**Data records for software interfaces:**

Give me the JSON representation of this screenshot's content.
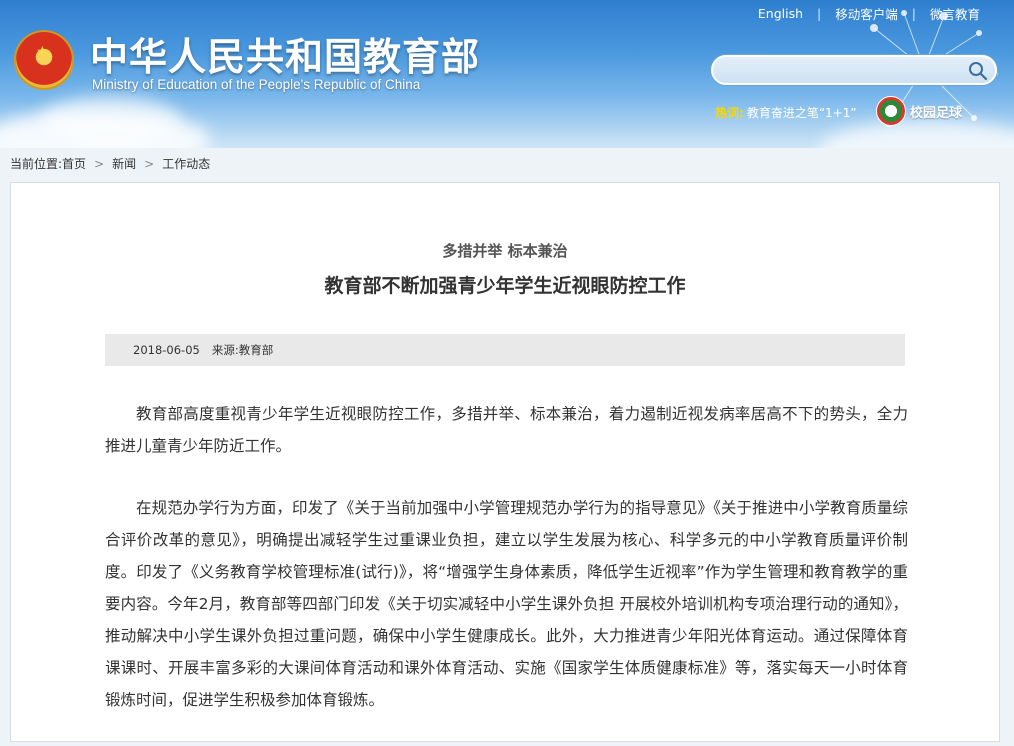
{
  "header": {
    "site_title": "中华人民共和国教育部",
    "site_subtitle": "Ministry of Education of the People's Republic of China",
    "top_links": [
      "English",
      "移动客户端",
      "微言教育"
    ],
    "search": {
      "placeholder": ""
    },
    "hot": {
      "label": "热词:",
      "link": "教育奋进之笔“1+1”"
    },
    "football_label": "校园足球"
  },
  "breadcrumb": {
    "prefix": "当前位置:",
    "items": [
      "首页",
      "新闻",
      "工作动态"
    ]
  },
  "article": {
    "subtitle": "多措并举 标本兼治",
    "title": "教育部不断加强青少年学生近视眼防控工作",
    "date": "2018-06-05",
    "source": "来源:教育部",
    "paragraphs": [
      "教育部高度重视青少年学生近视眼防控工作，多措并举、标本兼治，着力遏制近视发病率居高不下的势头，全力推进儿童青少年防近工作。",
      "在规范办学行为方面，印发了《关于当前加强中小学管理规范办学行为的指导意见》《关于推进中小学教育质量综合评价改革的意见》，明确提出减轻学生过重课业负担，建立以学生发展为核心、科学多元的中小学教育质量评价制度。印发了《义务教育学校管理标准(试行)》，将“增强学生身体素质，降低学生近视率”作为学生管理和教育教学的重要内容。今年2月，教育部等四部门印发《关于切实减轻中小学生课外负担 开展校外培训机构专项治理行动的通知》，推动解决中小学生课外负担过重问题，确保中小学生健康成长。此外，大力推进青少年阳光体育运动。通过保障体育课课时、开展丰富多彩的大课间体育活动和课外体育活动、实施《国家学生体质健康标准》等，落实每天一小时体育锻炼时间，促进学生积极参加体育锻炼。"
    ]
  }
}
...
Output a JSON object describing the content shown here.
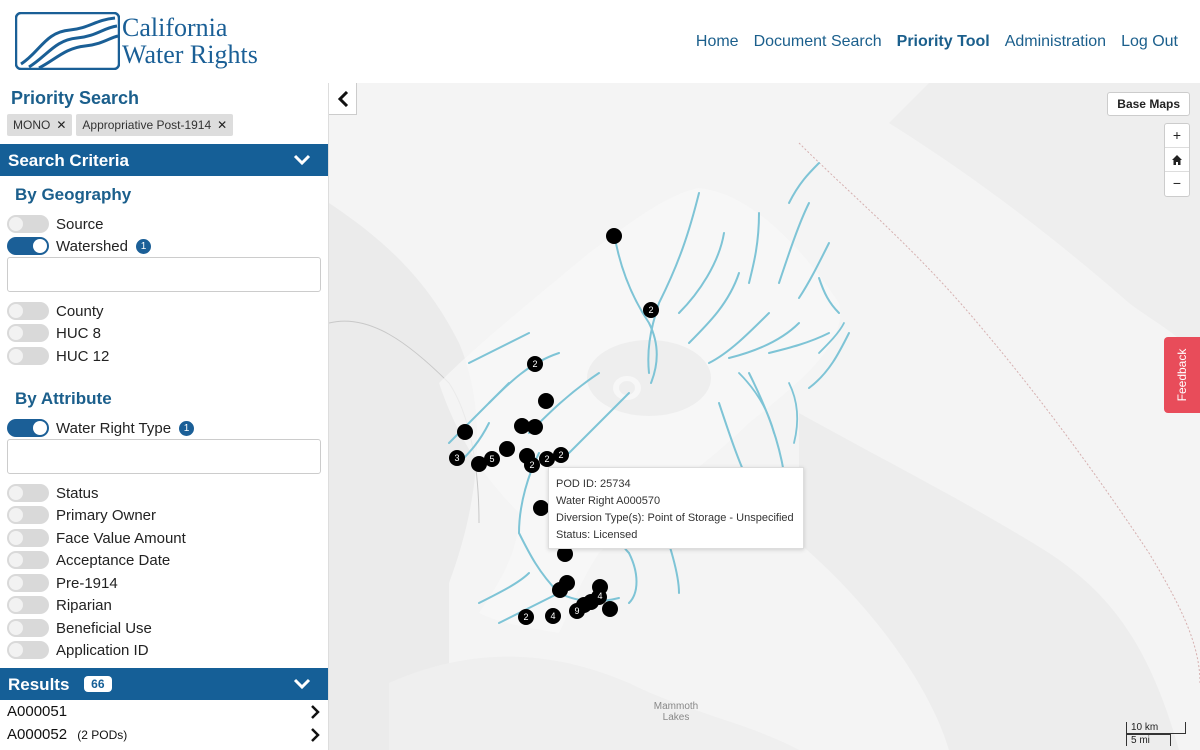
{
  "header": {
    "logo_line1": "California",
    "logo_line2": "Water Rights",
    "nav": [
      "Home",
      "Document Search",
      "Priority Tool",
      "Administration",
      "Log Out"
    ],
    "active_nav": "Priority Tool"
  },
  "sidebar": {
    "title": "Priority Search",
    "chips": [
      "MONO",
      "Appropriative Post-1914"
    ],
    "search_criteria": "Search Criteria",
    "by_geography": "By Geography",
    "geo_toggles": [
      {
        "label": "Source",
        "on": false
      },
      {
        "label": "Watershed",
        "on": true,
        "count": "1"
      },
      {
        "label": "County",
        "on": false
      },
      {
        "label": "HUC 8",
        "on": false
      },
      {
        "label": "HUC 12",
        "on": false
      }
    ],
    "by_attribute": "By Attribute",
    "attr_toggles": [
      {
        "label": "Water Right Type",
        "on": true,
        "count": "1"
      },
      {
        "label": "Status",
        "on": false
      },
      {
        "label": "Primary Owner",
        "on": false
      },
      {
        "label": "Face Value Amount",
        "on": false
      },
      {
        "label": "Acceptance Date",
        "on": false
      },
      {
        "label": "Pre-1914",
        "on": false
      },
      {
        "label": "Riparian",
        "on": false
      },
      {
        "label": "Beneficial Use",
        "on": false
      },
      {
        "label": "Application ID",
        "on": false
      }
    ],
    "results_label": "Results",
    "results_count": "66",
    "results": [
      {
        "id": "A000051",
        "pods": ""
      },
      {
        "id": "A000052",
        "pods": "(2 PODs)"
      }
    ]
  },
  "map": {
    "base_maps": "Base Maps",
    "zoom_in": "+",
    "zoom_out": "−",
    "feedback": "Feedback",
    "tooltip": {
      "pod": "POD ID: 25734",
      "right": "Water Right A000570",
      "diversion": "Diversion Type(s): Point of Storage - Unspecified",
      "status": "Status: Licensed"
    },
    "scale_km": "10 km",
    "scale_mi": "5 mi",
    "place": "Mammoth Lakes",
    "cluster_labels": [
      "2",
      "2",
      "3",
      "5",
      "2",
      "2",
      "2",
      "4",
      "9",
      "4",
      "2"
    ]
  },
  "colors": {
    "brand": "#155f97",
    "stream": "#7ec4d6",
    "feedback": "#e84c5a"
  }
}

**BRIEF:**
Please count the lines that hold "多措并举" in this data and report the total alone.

**OUTPUT:**
2